Would you write out the entries that follow word for word, omitting any images?
• • • •
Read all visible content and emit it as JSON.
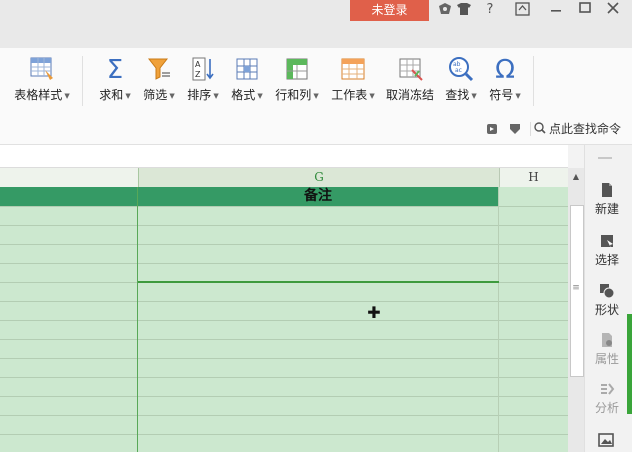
{
  "titlebar": {
    "login_label": "未登录",
    "help_label": "?",
    "icons": [
      "skin-icon",
      "shirt-icon",
      "help-icon",
      "window-restore-icon",
      "minimize-icon",
      "maximize-icon",
      "close-icon"
    ]
  },
  "ribbon": {
    "table_style": "表格样式",
    "sum": "求和",
    "filter": "筛选",
    "sort": "排序",
    "format": "格式",
    "row_col": "行和列",
    "worksheet": "工作表",
    "unfreeze": "取消冻结",
    "find": "查找",
    "symbol": "符号",
    "sum_glyph": "Σ",
    "symbol_glyph": "Ω",
    "cmd_search": "点此查找命令"
  },
  "grid": {
    "columns": [
      "G",
      "H"
    ],
    "notes_header": "备注"
  },
  "scrollbar": {
    "grip": "≡"
  },
  "sidebar": {
    "items": [
      {
        "label": "新建"
      },
      {
        "label": "选择"
      },
      {
        "label": "形状"
      },
      {
        "label": "属性"
      },
      {
        "label": "分析"
      }
    ]
  },
  "colors": {
    "header_band": "#359a65",
    "grid_bg": "#cce8cf",
    "login_bg": "#e0604a",
    "accent_green": "#3aa53a"
  }
}
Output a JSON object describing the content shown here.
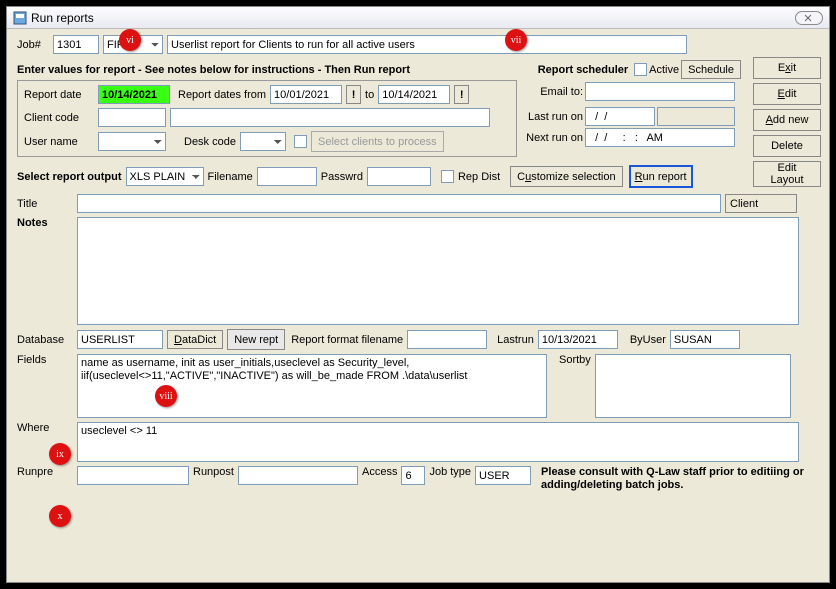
{
  "window": {
    "title": "Run reports"
  },
  "job": {
    "label": "Job#",
    "number": "1301",
    "firm": "FIRM",
    "desc": "Userlist report for Clients to run for all active users"
  },
  "instructions": "Enter values for report - See notes below for instructions - Then Run report",
  "section": {
    "report_date_lbl": "Report date",
    "report_date": "10/14/2021",
    "dates_from_lbl": "Report dates from",
    "date_from": "10/01/2021",
    "to_lbl": "to",
    "date_to": "10/14/2021",
    "client_code_lbl": "Client code",
    "client_code": "",
    "client_code2": "",
    "user_name_lbl": "User name",
    "user_name": "",
    "desk_code_lbl": "Desk code",
    "desk_code": "",
    "select_clients_lbl": "Select clients to process"
  },
  "scheduler": {
    "title": "Report scheduler",
    "active_lbl": "Active",
    "schedule_btn": "Schedule",
    "email_lbl": "Email to:",
    "email": "",
    "last_lbl": "Last run on",
    "last": "  /  /",
    "next_lbl": "Next run on",
    "next": "  /  /     :   :   AM"
  },
  "sidebar": {
    "exit": "Exit",
    "edit": "Edit",
    "addnew": "Add new",
    "delete": "Delete",
    "editlayout": "Edit Layout"
  },
  "output": {
    "select_lbl": "Select report output",
    "type": "XLS PLAIN",
    "filename_lbl": "Filename",
    "filename": "",
    "passwrd_lbl": "Passwrd",
    "passwrd": "",
    "rep_dist_lbl": "Rep Dist",
    "customize_btn": "Customize selection",
    "run_btn": "Run report"
  },
  "meta": {
    "title_lbl": "Title",
    "title": "",
    "client_btn": "Client",
    "notes_lbl": "Notes",
    "notes": "",
    "database_lbl": "Database",
    "database": "USERLIST",
    "datadict_btn": "DataDict",
    "newrept_btn": "New rept",
    "format_lbl": "Report format filename",
    "format": "",
    "lastrun_lbl": "Lastrun",
    "lastrun": "10/13/2021",
    "byuser_lbl": "ByUser",
    "byuser": "SUSAN",
    "fields_lbl": "Fields",
    "fields": "name as username, init as user_initials,useclevel as Security_level, iif(useclevel<>11,\"ACTIVE\",\"INACTIVE\") as will_be_made FROM .\\data\\userlist",
    "sortby_lbl": "Sortby",
    "sortby": "",
    "where_lbl": "Where",
    "where": "useclevel <> 11",
    "runpre_lbl": "Runpre",
    "runpre": "",
    "runpost_lbl": "Runpost",
    "runpost": "",
    "access_lbl": "Access",
    "access": "6",
    "jobtype_lbl": "Job type",
    "jobtype": "USER",
    "warning": "Please consult with Q-Law staff prior to editiing or adding/deleting batch jobs."
  },
  "markers": {
    "vi": "vi",
    "vii": "vii",
    "viii": "viii",
    "ix": "ix",
    "x": "x"
  }
}
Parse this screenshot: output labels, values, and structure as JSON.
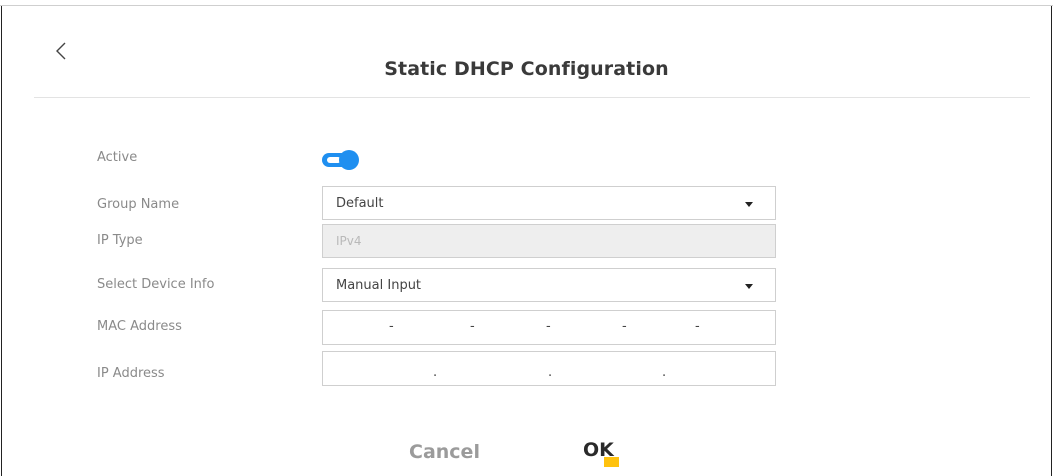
{
  "dialog": {
    "title": "Static DHCP Configuration"
  },
  "form": {
    "active_label": "Active",
    "active_on": true,
    "group_name_label": "Group Name",
    "group_name_value": "Default",
    "ip_type_label": "IP Type",
    "ip_type_value": "IPv4",
    "select_device_info_label": "Select Device Info",
    "select_device_info_value": "Manual Input",
    "mac_address_label": "MAC Address",
    "mac_separator": "-",
    "ip_address_label": "IP Address",
    "ip_separator": "."
  },
  "actions": {
    "cancel_label": "Cancel",
    "ok_label": "OK"
  },
  "colors": {
    "toggle_on": "#1f8ff0",
    "ok_accent": "#ffc20e"
  },
  "icons": {
    "back": "chevron-left-icon",
    "dropdown": "caret-down-icon"
  }
}
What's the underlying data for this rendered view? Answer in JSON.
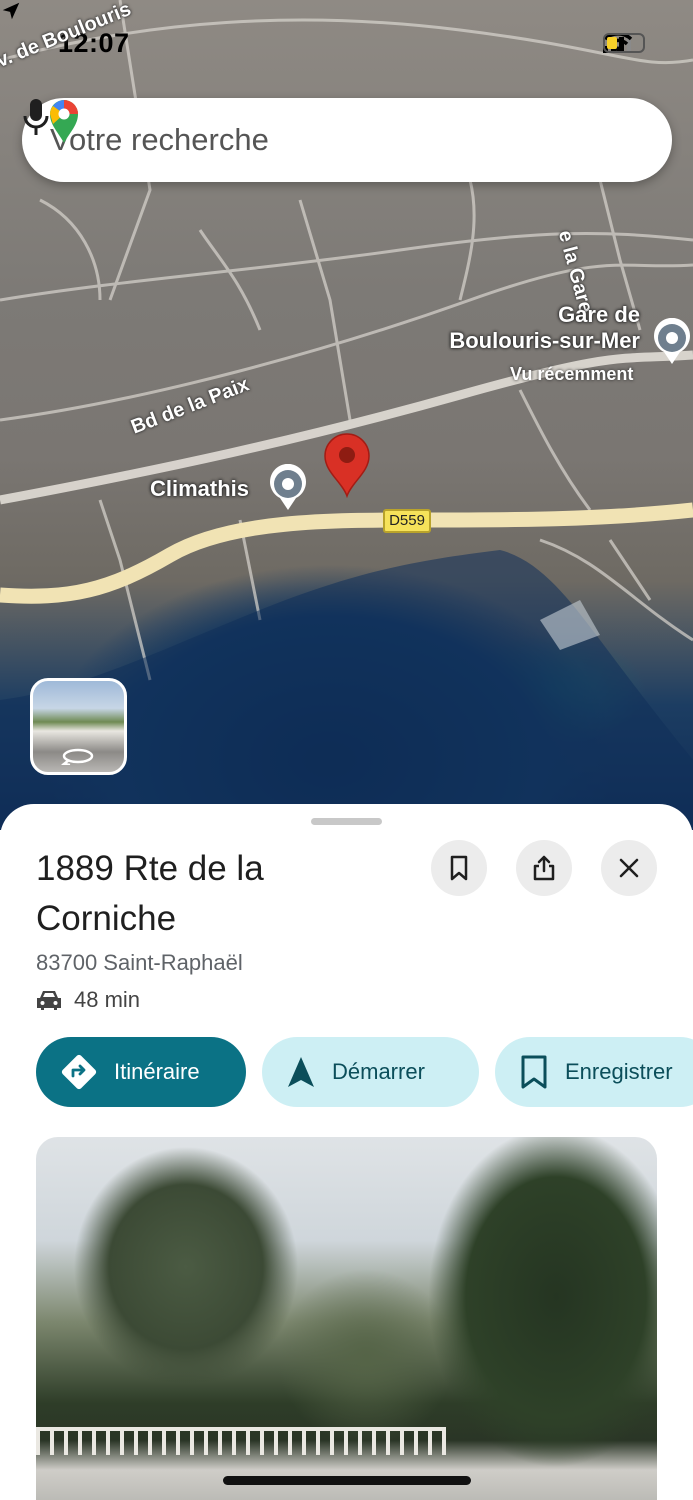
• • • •
:: Answer section ::
Read all visible content and emit it as JSON.
{
  "titlebar": {
    "login_label": "未登录",
    "help_label": "?",
    "icons": [
      "skin-icon",
      "shirt-icon",
      "help-icon",
      "window-restore-icon",
      "minimize-icon",
      "maximize-icon",
      "close-icon"
    ]
  },
  "ribbon": {
    "table_style": "表格样式",
    "sum": "求和",
    "filter": "筛选",
    "sort": "排序",
    "format": "格式",
    "row_col": "行和列",
    "worksheet": "工作表",
    "unfreeze": "取消冻结",
    "find": "查找",
    "symbol": "符号",
    "sum_glyph": "Σ",
    "symbol_glyph": "Ω",
    "cmd_search": "点此查找命令"
  },
  "grid": {
    "columns": [
      "G",
      "H"
    ],
    "notes_header": "备注"
  },
  "scrollbar": {
    "grip": "≡"
  },
  "sidebar": {
    "items": [
      {
        "label": "新建"
      },
      {
        "label": "选择"
      },
      {
        "label": "形状"
      },
      {
        "label": "属性"
      },
      {
        "label": "分析"
      }
    ]
  },
  "colors": {
    "header_band": "#359a65",
    "grid_bg": "#cce8cf",
    "login_bg": "#e0604a",
    "accent_green": "#3aa53a"
  }
}
Output a JSON object describing the content shown here.
{
  "window": {
    "title": "Run reports"
  },
  "job": {
    "label": "Job#",
    "number": "1301",
    "firm": "FIRM",
    "desc": "Userlist report for Clients to run for all active users"
  },
  "instructions": "Enter values for report - See notes below for instructions - Then Run report",
  "section": {
    "report_date_lbl": "Report date",
    "report_date": "10/14/2021",
    "dates_from_lbl": "Report dates from",
    "date_from": "10/01/2021",
    "to_lbl": "to",
    "date_to": "10/14/2021",
    "client_code_lbl": "Client code",
    "client_code": "",
    "client_code2": "",
    "user_name_lbl": "User name",
    "user_name": "",
    "desk_code_lbl": "Desk code",
    "desk_code": "",
    "select_clients_lbl": "Select clients to process"
  },
  "scheduler": {
    "title": "Report scheduler",
    "active_lbl": "Active",
    "schedule_btn": "Schedule",
    "email_lbl": "Email to:",
    "email": "",
    "last_lbl": "Last run on",
    "last": "  /  /",
    "next_lbl": "Next run on",
    "next": "  /  /     :   :   AM"
  },
  "sidebar": {
    "exit": "Exit",
    "edit": "Edit",
    "addnew": "Add new",
    "delete": "Delete",
    "editlayout": "Edit Layout"
  },
  "output": {
    "select_lbl": "Select report output",
    "type": "XLS PLAIN",
    "filename_lbl": "Filename",
    "filename": "",
    "passwrd_lbl": "Passwrd",
    "passwrd": "",
    "rep_dist_lbl": "Rep Dist",
    "customize_btn": "Customize selection",
    "run_btn": "Run report"
  },
  "meta": {
    "title_lbl": "Title",
    "title": "",
    "client_btn": "Client",
    "notes_lbl": "Notes",
    "notes": "",
    "database_lbl": "Database",
    "database": "USERLIST",
    "datadict_btn": "DataDict",
    "newrept_btn": "New rept",
    "format_lbl": "Report format filename",
    "format": "",
    "lastrun_lbl": "Lastrun",
    "lastrun": "10/13/2021",
    "byuser_lbl": "ByUser",
    "byuser": "SUSAN",
    "fields_lbl": "Fields",
    "fields": "name as username, init as user_initials,useclevel as Security_level, iif(useclevel<>11,\"ACTIVE\",\"INACTIVE\") as will_be_made FROM .\\data\\userlist",
    "sortby_lbl": "Sortby",
    "sortby": "",
    "where_lbl": "Where",
    "where": "useclevel <> 11",
    "runpre_lbl": "Runpre",
    "runpre": "",
    "runpost_lbl": "Runpost",
    "runpost": "",
    "access_lbl": "Access",
    "access": "6",
    "jobtype_lbl": "Job type",
    "jobtype": "USER",
    "warning": "Please consult with Q-Law staff prior to editiing or adding/deleting batch jobs."
  },
  "markers": {
    "vi": "vi",
    "vii": "vii",
    "viii": "viii",
    "ix": "ix",
    "x": "x"
  }
}
Parse this screenshot: output labels, values, and structure as JSON.
{
  "dialog": {
    "title": "Static DHCP Configuration"
  },
  "form": {
    "active_label": "Active",
    "active_on": true,
    "group_name_label": "Group Name",
    "group_name_value": "Default",
    "ip_type_label": "IP Type",
    "ip_type_value": "IPv4",
    "select_device_info_label": "Select Device Info",
    "select_device_info_value": "Manual Input",
    "mac_address_label": "MAC Address",
    "mac_separator": "-",
    "ip_address_label": "IP Address",
    "ip_separator": "."
  },
  "actions": {
    "cancel_label": "Cancel",
    "ok_label": "OK"
  },
  "colors": {
    "toggle_on": "#1f8ff0",
    "ok_accent": "#ffc20e"
  },
  "icons": {
    "back": "chevron-left-icon",
    "dropdown": "caret-down-icon"
  }
}
What's the underlying data for this rendered view? Answer in JSON.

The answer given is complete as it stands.